Consider why you were drawn to writing fiction in the first place. For most of us, it’s because we fell in love with stories and wanted to start telling our own. I’m not saying that in the process of creation you will love every minute of it, but do the thing that personally as a reader and a writer excites you. Check trends when you have something finished and see if the finished piece matches. Chances are you will, by virtue of talking to readers and writers, be aware of trends already, regardless of whether or not you happen to be tracking them.

There are many roads to publication, but crafting with trends at the forefront instead of placing the story at the forefront is a good way to keep you second guessing yourself, and to keep you from finishing. This is one of those areas that I advise trying to compartmentalize. When you are working on fiction, work on the fiction, and if you have to, carve out some time to stay updated on the publishing world and consider your goals. Do not let that distract you from making progress on the work. You have to put the work first or none of the other information about publishing will matter. Keep in mind I am talking specifically about first drafts for novels. Things with short stories can be a bit different with calls out for themed anthologies. Do it if the theme and genre excite you, don’t just do it to be mercenary about submitting to as many places as possible.

The second thing I think is one that we all, at some point, fall prey to: the shiny new idea that hits you just as you are gaining momentum on a project. I think this happens to every writer. We’ll be working on a piece and then something tangential to the main story will suddenly grab hold of our imagination and give birth to a new idea. Because the new idea is new, unexplored territory and we haven’t hit the point where that new thing feels like work, sometimes we’re tempted to chase it in favor of the thing we’re working on. The advice here is not to disregard the shiny new idea, but to write it down and come back to consider it later.
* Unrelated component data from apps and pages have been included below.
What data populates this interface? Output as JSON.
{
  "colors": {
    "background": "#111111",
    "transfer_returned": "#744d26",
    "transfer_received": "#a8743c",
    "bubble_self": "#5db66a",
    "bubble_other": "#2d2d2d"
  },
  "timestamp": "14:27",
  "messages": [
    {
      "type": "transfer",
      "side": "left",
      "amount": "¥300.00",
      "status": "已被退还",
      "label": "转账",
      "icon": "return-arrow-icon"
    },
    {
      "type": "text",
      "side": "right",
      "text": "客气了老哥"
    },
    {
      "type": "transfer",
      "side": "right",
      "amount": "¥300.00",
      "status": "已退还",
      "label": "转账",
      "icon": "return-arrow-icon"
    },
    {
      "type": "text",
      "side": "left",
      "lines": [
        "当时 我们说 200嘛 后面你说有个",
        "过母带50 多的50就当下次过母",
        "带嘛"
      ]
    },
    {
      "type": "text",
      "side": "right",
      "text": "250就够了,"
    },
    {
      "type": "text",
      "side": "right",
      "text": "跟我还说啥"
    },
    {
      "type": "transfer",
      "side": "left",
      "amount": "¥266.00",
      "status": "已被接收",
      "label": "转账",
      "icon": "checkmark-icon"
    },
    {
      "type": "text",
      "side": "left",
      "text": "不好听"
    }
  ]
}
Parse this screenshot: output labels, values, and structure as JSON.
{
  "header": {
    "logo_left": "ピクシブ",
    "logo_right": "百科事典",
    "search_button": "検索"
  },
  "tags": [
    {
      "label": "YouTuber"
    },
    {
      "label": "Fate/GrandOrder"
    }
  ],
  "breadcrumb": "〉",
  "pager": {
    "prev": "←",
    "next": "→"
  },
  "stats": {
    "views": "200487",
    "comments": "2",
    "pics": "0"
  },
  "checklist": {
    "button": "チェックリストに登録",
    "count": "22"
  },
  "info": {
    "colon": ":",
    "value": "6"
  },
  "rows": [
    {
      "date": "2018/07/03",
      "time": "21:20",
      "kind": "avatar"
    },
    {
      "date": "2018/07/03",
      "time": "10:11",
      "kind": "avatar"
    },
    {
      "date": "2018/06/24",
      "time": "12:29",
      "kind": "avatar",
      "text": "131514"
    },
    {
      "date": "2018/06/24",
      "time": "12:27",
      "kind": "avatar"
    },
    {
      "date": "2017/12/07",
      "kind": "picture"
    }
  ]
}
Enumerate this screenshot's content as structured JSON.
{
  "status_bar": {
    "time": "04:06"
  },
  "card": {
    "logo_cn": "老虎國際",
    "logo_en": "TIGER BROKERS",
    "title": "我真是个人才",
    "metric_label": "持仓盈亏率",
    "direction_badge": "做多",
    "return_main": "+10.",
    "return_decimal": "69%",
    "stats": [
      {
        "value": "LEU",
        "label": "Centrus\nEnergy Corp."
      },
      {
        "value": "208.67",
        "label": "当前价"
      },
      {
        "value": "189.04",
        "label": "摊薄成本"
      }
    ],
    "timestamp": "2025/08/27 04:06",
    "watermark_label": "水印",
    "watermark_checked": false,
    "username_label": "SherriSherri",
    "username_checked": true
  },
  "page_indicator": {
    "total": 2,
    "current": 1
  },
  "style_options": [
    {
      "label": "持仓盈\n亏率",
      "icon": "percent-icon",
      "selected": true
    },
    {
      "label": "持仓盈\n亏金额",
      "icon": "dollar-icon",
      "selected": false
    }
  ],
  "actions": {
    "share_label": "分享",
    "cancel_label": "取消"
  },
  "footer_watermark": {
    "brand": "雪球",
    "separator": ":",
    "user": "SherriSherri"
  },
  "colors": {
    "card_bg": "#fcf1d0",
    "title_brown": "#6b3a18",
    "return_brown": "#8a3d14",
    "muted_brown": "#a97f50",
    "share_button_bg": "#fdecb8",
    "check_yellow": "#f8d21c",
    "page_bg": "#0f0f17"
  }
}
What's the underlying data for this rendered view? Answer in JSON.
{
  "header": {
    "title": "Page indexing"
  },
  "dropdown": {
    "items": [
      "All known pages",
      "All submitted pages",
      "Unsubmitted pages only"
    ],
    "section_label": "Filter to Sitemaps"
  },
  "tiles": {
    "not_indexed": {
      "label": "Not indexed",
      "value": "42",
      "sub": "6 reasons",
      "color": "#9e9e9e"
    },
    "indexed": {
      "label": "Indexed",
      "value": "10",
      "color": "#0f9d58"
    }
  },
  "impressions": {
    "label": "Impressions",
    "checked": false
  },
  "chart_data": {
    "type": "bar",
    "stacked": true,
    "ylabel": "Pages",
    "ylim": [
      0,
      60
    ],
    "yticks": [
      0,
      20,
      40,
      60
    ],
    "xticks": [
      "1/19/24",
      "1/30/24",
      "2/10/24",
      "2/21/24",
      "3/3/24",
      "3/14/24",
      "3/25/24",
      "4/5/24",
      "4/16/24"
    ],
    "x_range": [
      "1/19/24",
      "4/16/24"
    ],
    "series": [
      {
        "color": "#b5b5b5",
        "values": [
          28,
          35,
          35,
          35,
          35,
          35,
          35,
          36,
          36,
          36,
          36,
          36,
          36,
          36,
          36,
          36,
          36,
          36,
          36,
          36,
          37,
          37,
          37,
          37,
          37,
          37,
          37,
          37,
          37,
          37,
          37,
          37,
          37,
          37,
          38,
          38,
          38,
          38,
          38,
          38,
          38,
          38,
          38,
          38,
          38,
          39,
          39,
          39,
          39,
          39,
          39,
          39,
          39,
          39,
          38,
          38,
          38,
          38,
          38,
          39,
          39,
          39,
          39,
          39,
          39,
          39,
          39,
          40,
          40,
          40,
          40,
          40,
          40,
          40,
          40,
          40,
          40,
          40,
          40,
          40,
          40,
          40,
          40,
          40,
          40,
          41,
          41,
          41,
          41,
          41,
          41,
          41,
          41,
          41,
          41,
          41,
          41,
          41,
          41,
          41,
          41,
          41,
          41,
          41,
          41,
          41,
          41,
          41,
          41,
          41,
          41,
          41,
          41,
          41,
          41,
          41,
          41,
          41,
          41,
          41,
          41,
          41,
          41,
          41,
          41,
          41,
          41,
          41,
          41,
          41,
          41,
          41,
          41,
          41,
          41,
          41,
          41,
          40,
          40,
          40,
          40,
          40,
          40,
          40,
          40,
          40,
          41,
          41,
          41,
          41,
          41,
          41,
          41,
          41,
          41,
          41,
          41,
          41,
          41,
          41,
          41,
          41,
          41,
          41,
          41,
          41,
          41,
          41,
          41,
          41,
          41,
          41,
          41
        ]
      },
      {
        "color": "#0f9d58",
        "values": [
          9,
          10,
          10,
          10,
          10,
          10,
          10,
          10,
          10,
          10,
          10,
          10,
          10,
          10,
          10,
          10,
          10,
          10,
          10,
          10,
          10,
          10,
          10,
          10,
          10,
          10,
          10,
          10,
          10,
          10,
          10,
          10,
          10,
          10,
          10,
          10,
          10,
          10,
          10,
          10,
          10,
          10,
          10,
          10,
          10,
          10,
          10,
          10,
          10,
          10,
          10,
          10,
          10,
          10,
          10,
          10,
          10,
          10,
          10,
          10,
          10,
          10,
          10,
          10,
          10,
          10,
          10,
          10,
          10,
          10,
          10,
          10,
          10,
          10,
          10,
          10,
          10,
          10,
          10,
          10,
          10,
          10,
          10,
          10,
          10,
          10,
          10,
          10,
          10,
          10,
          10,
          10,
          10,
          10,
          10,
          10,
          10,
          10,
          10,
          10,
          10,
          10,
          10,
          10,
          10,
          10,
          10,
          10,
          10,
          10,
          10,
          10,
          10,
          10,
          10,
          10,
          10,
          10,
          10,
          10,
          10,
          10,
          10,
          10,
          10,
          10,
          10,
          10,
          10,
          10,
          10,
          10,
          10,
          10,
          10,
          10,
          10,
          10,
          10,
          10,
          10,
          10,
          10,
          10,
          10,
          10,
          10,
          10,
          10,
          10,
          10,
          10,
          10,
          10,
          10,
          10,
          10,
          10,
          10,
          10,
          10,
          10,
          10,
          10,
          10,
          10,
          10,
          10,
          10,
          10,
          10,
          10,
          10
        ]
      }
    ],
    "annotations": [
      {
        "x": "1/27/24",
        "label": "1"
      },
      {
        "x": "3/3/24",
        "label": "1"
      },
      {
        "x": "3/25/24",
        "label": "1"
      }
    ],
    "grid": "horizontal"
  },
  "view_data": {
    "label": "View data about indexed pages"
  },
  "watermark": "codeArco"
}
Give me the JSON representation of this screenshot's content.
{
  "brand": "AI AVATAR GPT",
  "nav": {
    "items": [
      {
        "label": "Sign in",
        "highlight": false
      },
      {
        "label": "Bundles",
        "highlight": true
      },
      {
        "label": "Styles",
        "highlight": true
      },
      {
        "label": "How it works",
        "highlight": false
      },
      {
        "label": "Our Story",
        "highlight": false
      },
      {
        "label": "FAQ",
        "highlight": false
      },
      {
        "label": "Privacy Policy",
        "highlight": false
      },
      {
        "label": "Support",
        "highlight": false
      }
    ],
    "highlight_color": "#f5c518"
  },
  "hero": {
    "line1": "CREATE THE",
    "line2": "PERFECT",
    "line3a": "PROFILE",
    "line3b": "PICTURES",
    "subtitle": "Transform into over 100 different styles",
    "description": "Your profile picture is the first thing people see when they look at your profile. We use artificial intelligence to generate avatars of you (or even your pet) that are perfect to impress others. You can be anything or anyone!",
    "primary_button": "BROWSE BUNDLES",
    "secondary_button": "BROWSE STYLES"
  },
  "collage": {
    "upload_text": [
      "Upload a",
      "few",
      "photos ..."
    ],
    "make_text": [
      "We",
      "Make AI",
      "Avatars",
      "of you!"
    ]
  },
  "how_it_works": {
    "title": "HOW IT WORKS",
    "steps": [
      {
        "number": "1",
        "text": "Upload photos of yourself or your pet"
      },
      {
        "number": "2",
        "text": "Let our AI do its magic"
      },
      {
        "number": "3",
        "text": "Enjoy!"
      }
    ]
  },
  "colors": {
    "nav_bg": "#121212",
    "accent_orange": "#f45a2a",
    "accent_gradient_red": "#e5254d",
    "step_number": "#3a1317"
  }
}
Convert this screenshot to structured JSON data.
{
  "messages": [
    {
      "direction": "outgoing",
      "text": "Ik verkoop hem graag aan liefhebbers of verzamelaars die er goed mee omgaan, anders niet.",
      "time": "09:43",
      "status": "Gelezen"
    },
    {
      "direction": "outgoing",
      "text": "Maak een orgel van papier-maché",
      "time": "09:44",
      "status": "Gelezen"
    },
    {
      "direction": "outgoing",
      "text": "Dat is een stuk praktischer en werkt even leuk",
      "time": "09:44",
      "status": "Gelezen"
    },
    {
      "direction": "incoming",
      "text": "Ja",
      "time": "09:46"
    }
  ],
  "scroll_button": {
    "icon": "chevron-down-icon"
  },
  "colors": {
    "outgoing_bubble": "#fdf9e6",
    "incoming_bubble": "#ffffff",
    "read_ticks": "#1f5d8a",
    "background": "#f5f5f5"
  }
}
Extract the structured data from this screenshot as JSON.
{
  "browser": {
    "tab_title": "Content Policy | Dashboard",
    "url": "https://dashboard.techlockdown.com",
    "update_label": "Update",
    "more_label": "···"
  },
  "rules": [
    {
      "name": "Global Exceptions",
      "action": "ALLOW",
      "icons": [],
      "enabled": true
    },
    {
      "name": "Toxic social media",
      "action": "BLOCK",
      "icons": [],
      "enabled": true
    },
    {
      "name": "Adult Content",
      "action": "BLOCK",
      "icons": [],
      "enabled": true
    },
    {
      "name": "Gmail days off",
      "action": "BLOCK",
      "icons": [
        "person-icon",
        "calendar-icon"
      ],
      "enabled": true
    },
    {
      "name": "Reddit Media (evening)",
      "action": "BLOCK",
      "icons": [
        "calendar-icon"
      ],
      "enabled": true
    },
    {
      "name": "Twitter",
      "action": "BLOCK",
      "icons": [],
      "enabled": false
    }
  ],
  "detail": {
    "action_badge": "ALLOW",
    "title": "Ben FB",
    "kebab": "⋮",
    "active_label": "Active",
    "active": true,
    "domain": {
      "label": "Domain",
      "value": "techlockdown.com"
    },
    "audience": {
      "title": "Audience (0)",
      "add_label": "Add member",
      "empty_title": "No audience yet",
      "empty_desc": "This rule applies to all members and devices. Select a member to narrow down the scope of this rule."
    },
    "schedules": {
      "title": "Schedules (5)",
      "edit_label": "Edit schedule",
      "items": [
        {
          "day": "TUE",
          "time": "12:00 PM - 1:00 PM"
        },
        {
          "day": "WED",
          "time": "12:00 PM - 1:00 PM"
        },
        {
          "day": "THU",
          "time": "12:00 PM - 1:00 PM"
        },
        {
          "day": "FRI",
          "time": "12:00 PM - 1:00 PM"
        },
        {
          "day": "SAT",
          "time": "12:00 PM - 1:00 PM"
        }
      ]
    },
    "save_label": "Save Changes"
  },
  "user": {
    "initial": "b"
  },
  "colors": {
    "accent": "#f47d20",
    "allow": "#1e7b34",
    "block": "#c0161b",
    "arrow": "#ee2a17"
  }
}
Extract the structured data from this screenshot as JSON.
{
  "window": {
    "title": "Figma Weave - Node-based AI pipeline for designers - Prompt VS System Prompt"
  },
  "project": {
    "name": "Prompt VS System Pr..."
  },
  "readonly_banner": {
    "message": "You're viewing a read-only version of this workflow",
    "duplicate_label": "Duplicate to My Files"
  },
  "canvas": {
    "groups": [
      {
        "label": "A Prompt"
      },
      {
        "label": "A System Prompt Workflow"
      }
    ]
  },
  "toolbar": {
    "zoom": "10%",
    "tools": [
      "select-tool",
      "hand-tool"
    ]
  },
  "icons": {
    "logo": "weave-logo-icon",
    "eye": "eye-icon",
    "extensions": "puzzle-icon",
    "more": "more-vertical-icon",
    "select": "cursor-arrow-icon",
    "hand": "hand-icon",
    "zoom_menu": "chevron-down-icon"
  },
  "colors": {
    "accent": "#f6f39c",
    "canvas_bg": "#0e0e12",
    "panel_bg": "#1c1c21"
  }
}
Something that has started to happen for me, when I put that into practice, is that while I’m working on the current draft the new idea sort of percolates when I’m doing other things not related to writing. Details about the new idea will arrive when I’m at the day job or doing daily household maintenance. It doesn’t hurt to write those down when they arrive, but keep working on the current project, and hang on to those notes. The notes for the shiny new idea will help give you direction when the current project is done and you can dive right into the next first draft when it is time to let the current project sit for a few days or weeks which will enable the critical distance needed for editing. Doing this instead of abandoning the current project is a habit that will help you maintain momentum in writing fiction. It also prevents you from scrambling for ideas on the next project because you’ll already have something you can build on.